━━━ Material provided ━━━
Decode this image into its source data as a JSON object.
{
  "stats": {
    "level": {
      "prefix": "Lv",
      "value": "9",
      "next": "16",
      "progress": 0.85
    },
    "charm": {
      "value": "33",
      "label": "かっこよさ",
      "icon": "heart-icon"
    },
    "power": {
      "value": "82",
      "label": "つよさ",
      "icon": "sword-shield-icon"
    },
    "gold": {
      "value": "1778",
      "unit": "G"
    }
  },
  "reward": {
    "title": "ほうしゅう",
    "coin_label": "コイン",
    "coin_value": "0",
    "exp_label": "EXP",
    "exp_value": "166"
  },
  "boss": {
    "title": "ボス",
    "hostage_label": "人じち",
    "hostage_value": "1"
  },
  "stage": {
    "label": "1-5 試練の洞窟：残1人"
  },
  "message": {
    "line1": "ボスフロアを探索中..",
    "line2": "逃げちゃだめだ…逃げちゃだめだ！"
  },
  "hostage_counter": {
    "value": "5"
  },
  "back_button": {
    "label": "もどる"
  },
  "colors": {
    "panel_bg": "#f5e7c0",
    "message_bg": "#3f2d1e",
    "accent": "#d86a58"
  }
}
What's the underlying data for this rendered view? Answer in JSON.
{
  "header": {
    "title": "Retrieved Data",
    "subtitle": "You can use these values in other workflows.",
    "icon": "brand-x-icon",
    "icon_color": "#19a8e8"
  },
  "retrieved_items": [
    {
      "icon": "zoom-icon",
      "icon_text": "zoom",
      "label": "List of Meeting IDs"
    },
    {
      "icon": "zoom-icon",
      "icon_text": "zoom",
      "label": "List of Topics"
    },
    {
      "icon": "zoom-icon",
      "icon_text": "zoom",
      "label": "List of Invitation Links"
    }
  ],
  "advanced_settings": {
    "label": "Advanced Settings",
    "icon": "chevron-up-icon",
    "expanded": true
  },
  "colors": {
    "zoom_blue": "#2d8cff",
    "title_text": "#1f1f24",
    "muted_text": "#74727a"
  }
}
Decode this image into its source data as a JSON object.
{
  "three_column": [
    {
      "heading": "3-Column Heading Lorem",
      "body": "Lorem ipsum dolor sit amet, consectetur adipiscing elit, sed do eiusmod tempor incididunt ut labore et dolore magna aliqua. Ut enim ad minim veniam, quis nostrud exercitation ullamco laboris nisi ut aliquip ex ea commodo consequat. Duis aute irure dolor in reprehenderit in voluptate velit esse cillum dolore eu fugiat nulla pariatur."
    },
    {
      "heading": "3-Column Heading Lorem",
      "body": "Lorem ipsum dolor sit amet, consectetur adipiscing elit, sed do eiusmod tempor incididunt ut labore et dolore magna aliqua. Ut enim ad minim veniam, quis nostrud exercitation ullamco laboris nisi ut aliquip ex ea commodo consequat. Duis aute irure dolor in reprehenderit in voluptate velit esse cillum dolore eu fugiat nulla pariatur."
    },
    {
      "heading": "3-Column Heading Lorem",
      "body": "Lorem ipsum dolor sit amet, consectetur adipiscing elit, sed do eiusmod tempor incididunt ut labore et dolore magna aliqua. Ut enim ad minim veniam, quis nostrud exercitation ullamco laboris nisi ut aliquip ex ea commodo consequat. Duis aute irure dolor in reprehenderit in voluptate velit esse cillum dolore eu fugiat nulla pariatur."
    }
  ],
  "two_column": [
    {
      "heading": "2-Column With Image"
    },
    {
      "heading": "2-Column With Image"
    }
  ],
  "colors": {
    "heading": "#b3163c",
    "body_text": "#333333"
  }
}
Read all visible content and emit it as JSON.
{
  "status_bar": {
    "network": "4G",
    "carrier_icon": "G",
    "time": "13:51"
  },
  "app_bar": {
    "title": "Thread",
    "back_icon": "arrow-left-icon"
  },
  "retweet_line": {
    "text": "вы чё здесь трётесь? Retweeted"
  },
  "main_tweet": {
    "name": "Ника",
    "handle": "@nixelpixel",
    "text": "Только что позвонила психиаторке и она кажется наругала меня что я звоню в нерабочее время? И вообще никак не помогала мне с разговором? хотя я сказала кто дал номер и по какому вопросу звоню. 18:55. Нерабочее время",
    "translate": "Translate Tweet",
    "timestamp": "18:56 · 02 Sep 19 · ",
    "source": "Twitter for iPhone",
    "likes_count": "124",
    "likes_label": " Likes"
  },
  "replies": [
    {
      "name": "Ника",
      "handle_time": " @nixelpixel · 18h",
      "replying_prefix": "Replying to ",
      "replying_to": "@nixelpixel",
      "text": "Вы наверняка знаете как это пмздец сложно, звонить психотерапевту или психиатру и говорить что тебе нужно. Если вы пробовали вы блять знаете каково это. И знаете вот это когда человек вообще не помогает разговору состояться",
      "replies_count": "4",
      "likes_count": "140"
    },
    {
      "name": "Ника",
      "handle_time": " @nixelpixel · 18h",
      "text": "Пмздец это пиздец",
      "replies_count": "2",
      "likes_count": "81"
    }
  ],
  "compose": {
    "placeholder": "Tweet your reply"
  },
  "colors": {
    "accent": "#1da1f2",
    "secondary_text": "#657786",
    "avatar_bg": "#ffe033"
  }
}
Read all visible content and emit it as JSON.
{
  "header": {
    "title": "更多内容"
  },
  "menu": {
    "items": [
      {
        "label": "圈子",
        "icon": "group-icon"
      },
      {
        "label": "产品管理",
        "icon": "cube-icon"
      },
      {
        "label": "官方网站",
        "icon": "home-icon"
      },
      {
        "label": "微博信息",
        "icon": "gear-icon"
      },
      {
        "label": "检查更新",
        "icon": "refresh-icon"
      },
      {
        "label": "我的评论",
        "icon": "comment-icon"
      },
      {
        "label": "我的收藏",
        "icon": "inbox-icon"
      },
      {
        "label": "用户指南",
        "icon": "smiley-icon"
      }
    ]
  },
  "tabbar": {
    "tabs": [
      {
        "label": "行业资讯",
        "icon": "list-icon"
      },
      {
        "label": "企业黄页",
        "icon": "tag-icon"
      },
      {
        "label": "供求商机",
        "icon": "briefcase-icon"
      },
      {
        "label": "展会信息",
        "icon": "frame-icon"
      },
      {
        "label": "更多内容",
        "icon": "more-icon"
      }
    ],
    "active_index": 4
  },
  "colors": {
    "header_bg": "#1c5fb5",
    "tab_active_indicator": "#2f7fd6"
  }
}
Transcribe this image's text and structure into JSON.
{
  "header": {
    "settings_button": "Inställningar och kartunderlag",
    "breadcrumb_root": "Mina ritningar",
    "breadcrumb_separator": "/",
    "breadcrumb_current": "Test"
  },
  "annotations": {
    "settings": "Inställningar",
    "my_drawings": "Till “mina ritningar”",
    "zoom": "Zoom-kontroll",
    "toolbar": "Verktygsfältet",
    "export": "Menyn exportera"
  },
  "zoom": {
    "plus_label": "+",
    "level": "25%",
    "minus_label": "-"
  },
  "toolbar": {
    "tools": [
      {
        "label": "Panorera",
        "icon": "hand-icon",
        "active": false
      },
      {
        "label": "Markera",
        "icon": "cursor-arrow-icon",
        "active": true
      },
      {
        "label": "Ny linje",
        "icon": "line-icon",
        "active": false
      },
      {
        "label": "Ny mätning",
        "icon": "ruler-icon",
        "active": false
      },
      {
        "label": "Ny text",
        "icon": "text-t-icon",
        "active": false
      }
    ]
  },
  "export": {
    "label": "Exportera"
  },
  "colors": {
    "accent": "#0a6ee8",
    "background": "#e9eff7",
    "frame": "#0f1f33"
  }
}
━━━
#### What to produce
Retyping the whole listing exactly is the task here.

#### Completed exercise
Decode this image into its source data as a JSON object.
{
  "stats": {
    "level": {
      "prefix": "Lv",
      "value": "9",
      "next": "16",
      "progress": 0.85
    },
    "charm": {
      "value": "33",
      "label": "かっこよさ",
      "icon": "heart-icon"
    },
    "power": {
      "value": "82",
      "label": "つよさ",
      "icon": "sword-shield-icon"
    },
    "gold": {
      "value": "1778",
      "unit": "G"
    }
  },
  "reward": {
    "title": "ほうしゅう",
    "coin_label": "コイン",
    "coin_value": "0",
    "exp_label": "EXP",
    "exp_value": "166"
  },
  "boss": {
    "title": "ボス",
    "hostage_label": "人じち",
    "hostage_value": "1"
  },
  "stage": {
    "label": "1-5 試練の洞窟：残1人"
  },
  "message": {
    "line1": "ボスフロアを探索中..",
    "line2": "逃げちゃだめだ…逃げちゃだめだ！"
  },
  "hostage_counter": {
    "value": "5"
  },
  "back_button": {
    "label": "もどる"
  },
  "colors": {
    "panel_bg": "#f5e7c0",
    "message_bg": "#3f2d1e",
    "accent": "#d86a58"
  }
}
What's the underlying data for this rendered view? Answer in JSON.
{
  "header": {
    "title": "Retrieved Data",
    "subtitle": "You can use these values in other workflows.",
    "icon": "brand-x-icon",
    "icon_color": "#19a8e8"
  },
  "retrieved_items": [
    {
      "icon": "zoom-icon",
      "icon_text": "zoom",
      "label": "List of Meeting IDs"
    },
    {
      "icon": "zoom-icon",
      "icon_text": "zoom",
      "label": "List of Topics"
    },
    {
      "icon": "zoom-icon",
      "icon_text": "zoom",
      "label": "List of Invitation Links"
    }
  ],
  "advanced_settings": {
    "label": "Advanced Settings",
    "icon": "chevron-up-icon",
    "expanded": true
  },
  "colors": {
    "zoom_blue": "#2d8cff",
    "title_text": "#1f1f24",
    "muted_text": "#74727a"
  }
}
Decode this image into its source data as a JSON object.
{
  "three_column": [
    {
      "heading": "3-Column Heading Lorem",
      "body": "Lorem ipsum dolor sit amet, consectetur adipiscing elit, sed do eiusmod tempor incididunt ut labore et dolore magna aliqua. Ut enim ad minim veniam, quis nostrud exercitation ullamco laboris nisi ut aliquip ex ea commodo consequat. Duis aute irure dolor in reprehenderit in voluptate velit esse cillum dolore eu fugiat nulla pariatur."
    },
    {
      "heading": "3-Column Heading Lorem",
      "body": "Lorem ipsum dolor sit amet, consectetur adipiscing elit, sed do eiusmod tempor incididunt ut labore et dolore magna aliqua. Ut enim ad minim veniam, quis nostrud exercitation ullamco laboris nisi ut aliquip ex ea commodo consequat. Duis aute irure dolor in reprehenderit in voluptate velit esse cillum dolore eu fugiat nulla pariatur."
    },
    {
      "heading": "3-Column Heading Lorem",
      "body": "Lorem ipsum dolor sit amet, consectetur adipiscing elit, sed do eiusmod tempor incididunt ut labore et dolore magna aliqua. Ut enim ad minim veniam, quis nostrud exercitation ullamco laboris nisi ut aliquip ex ea commodo consequat. Duis aute irure dolor in reprehenderit in voluptate velit esse cillum dolore eu fugiat nulla pariatur."
    }
  ],
  "two_column": [
    {
      "heading": "2-Column With Image"
    },
    {
      "heading": "2-Column With Image"
    }
  ],
  "colors": {
    "heading": "#b3163c",
    "body_text": "#333333"
  }
}
Read all visible content and emit it as JSON.
{
  "status_bar": {
    "network": "4G",
    "carrier_icon": "G",
    "time": "13:51"
  },
  "app_bar": {
    "title": "Thread",
    "back_icon": "arrow-left-icon"
  },
  "retweet_line": {
    "text": "вы чё здесь трётесь? Retweeted"
  },
  "main_tweet": {
    "name": "Ника",
    "handle": "@nixelpixel",
    "text": "Только что позвонила психиаторке и она кажется наругала меня что я звоню в нерабочее время? И вообще никак не помогала мне с разговором? хотя я сказала кто дал номер и по какому вопросу звоню. 18:55. Нерабочее время",
    "translate": "Translate Tweet",
    "timestamp": "18:56 · 02 Sep 19 · ",
    "source": "Twitter for iPhone",
    "likes_count": "124",
    "likes_label": " Likes"
  },
  "replies": [
    {
      "name": "Ника",
      "handle_time": " @nixelpixel · 18h",
      "replying_prefix": "Replying to ",
      "replying_to": "@nixelpixel",
      "text": "Вы наверняка знаете как это пмздец сложно, звонить психотерапевту или психиатру и говорить что тебе нужно. Если вы пробовали вы блять знаете каково это. И знаете вот это когда человек вообще не помогает разговору состояться",
      "replies_count": "4",
      "likes_count": "140"
    },
    {
      "name": "Ника",
      "handle_time": " @nixelpixel · 18h",
      "text": "Пмздец это пиздец",
      "replies_count": "2",
      "likes_count": "81"
    }
  ],
  "compose": {
    "placeholder": "Tweet your reply"
  },
  "colors": {
    "accent": "#1da1f2",
    "secondary_text": "#657786",
    "avatar_bg": "#ffe033"
  }
}
Read all visible content and emit it as JSON.
{
  "header": {
    "title": "更多内容"
  },
  "menu": {
    "items": [
      {
        "label": "圈子",
        "icon": "group-icon"
      },
      {
        "label": "产品管理",
        "icon": "cube-icon"
      },
      {
        "label": "官方网站",
        "icon": "home-icon"
      },
      {
        "label": "微博信息",
        "icon": "gear-icon"
      },
      {
        "label": "检查更新",
        "icon": "refresh-icon"
      },
      {
        "label": "我的评论",
        "icon": "comment-icon"
      },
      {
        "label": "我的收藏",
        "icon": "inbox-icon"
      },
      {
        "label": "用户指南",
        "icon": "smiley-icon"
      }
    ]
  },
  "tabbar": {
    "tabs": [
      {
        "label": "行业资讯",
        "icon": "list-icon"
      },
      {
        "label": "企业黄页",
        "icon": "tag-icon"
      },
      {
        "label": "供求商机",
        "icon": "briefcase-icon"
      },
      {
        "label": "展会信息",
        "icon": "frame-icon"
      },
      {
        "label": "更多内容",
        "icon": "more-icon"
      }
    ],
    "active_index": 4
  },
  "colors": {
    "header_bg": "#1c5fb5",
    "tab_active_indicator": "#2f7fd6"
  }
}
Transcribe this image's text and structure into JSON.
{
  "header": {
    "settings_button": "Inställningar och kartunderlag",
    "breadcrumb_root": "Mina ritningar",
    "breadcrumb_separator": "/",
    "breadcrumb_current": "Test"
  },
  "annotations": {
    "settings": "Inställningar",
    "my_drawings": "Till “mina ritningar”",
    "zoom": "Zoom-kontroll",
    "toolbar": "Verktygsfältet",
    "export": "Menyn exportera"
  },
  "zoom": {
    "plus_label": "+",
    "level": "25%",
    "minus_label": "-"
  },
  "toolbar": {
    "tools": [
      {
        "label": "Panorera",
        "icon": "hand-icon",
        "active": false
      },
      {
        "label": "Markera",
        "icon": "cursor-arrow-icon",
        "active": true
      },
      {
        "label": "Ny linje",
        "icon": "line-icon",
        "active": false
      },
      {
        "label": "Ny mätning",
        "icon": "ruler-icon",
        "active": false
      },
      {
        "label": "Ny text",
        "icon": "text-t-icon",
        "active": false
      }
    ]
  },
  "export": {
    "label": "Exportera"
  },
  "colors": {
    "accent": "#0a6ee8",
    "background": "#e9eff7",
    "frame": "#0f1f33"
  }
}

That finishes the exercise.